The day was partly sunny and not too cold.

Friday, 26 June 1992

Glen and I installed the C2 aerogels in the morning, then we arranged with the BESS guys to have lights out in the hangar. We light leak tested C2 and found everything okay.

Don Righter, looking at the IMAX payload with C2 and aerogels installed.

Wolfgang Menn, preparing to feed his beloved drift chambers (DCs).

Roy Park, Bob (Clem) Hull, Wolfgang Menn, and Steve Stochaj, preparing to put the DCs and MWPCs into place above C2.

The IMAX work area in the hanger. Note the Macs. That's Bob Streitmatter on the right.

I used my camera's timer to take this picture of myself, just to show that I was actually there.
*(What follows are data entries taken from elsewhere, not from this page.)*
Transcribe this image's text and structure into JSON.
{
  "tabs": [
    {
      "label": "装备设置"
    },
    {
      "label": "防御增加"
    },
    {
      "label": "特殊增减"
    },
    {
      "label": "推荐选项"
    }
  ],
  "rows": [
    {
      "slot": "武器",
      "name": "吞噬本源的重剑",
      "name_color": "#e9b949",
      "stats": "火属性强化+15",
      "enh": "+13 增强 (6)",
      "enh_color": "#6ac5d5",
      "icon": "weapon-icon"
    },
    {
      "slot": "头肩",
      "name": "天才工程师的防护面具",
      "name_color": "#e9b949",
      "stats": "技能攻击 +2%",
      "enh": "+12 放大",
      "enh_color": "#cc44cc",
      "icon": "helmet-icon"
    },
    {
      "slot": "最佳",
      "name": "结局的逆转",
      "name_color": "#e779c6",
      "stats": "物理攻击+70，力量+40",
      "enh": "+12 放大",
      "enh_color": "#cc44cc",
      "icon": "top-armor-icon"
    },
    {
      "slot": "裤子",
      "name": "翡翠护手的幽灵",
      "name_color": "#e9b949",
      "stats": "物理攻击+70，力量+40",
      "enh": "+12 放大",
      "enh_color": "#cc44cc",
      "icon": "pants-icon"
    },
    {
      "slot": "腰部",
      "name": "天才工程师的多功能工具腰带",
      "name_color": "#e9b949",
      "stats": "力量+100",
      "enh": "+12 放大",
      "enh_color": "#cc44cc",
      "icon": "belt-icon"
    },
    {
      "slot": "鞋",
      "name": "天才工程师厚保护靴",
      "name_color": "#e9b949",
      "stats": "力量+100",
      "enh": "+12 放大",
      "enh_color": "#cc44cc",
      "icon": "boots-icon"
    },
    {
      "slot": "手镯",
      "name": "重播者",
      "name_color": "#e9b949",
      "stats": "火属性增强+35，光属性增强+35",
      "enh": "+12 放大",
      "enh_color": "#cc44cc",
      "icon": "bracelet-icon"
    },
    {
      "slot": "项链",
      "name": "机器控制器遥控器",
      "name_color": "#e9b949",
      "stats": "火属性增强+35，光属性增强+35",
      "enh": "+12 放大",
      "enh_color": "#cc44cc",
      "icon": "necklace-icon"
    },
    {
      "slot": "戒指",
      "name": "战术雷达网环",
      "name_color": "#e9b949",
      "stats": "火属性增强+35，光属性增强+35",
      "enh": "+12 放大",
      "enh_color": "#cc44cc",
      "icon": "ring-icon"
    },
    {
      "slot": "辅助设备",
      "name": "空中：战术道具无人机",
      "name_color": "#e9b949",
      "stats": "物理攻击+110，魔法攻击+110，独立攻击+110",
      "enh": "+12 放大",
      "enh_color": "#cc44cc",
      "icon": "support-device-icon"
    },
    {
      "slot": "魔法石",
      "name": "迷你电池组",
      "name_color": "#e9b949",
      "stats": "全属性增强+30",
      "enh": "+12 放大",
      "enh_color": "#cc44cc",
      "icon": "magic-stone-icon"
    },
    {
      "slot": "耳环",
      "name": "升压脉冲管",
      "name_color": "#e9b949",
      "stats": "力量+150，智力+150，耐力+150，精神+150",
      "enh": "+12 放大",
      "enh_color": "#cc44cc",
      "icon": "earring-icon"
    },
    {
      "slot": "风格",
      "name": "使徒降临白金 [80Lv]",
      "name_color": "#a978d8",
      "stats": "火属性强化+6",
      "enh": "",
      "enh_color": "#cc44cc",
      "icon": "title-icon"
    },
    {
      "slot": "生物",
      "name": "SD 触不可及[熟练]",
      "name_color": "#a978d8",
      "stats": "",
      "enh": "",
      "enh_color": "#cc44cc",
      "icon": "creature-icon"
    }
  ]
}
That's me on the left, in the closest thing I have to a Lamar Alexander shirt. Nobody knew who he was then, except me. I grew up in Tennessee.

The BESS guys being extremely diligent with their extremely fancy portable workstations. They were polite enough never to scoff at our PCs and Macs.

Olaf Reimer doing... something... to the DCs.

Glen Allbritton, Steve Holder, and Christian Taillefer (one of the local kids -- he and Steve were inseparable). They're working on C3.

We then finished preliminary assembly of C3, including installation of PMTs. Eric arrived with the C3 aerogels, which we inspected and found to be okay. We stored them for later installation.

At one point during the installation of the drift chambers, Clem started playing the soundtrack to the Wizard of Oz on the stereo. We got into a silly mood with the Munchkins. Steve Holder, Clem, and I were dancing around. Steve Stochaj took a picture. Clem and Steve looked funny with their dancing, but somehow, I ended up looking like I was standing straight and still.

The day was bright and sunny, with a little chill.

Saturday, 27 June 1992

We began gas flow into C2 today... We also installed all shields and endplates on C3, and we also installed C3 on the center ring. Finally, we installed aerogels on C3.

Sunday, 28 June 1992

We leak tested C3 this morning. There were some leaks, which were very, very hard to find. Finally, though, we completed the leak test. I characterized all tubes and found everything okay, although C3.4 was noisy. S2 and the bottom TOF were installed today also.

The day was cloudy and cold.